Throughout the years I've been using
./ in front of absolute paths more and more.
mv ./file /target/ rm ./something/else # compared to mv file /target/ rm something/else
I've seen it in more places around the web, which is probably why I adapted to using it. I can't seem to understand why this is done though, and have been wondering for a while.
Maybe it's a bad habit originating from calling local binaries directly:
./ obsolete in the shell example above? Is there any reason to use

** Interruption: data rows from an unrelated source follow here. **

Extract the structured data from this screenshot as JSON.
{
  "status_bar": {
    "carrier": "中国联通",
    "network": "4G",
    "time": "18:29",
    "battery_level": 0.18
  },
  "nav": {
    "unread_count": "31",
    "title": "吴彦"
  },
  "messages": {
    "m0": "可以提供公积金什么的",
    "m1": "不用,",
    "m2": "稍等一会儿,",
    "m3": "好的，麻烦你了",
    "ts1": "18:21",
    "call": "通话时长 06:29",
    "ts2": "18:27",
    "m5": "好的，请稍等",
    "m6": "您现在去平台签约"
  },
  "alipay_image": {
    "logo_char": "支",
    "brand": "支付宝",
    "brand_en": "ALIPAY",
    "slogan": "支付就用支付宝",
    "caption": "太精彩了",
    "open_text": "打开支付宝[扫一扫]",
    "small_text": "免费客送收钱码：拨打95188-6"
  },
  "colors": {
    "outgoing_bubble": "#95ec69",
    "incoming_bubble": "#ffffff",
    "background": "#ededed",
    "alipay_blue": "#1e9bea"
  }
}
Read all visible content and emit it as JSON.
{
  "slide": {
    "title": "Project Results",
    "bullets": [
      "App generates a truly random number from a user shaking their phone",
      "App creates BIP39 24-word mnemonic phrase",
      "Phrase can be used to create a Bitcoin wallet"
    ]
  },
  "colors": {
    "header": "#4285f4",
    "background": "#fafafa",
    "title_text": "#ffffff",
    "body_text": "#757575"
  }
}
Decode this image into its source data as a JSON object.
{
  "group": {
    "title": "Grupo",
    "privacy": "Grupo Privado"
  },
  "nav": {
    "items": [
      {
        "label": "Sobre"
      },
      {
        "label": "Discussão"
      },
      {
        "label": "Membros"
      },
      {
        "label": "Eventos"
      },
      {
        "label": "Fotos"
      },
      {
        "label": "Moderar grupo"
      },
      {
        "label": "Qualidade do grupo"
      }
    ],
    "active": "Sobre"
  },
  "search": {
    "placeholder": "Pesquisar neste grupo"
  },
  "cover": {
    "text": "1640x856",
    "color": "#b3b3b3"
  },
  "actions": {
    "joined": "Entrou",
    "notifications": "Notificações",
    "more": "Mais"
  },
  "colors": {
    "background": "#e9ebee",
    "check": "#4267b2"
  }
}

./ in some cases? Does using it possibly make paths more explicit?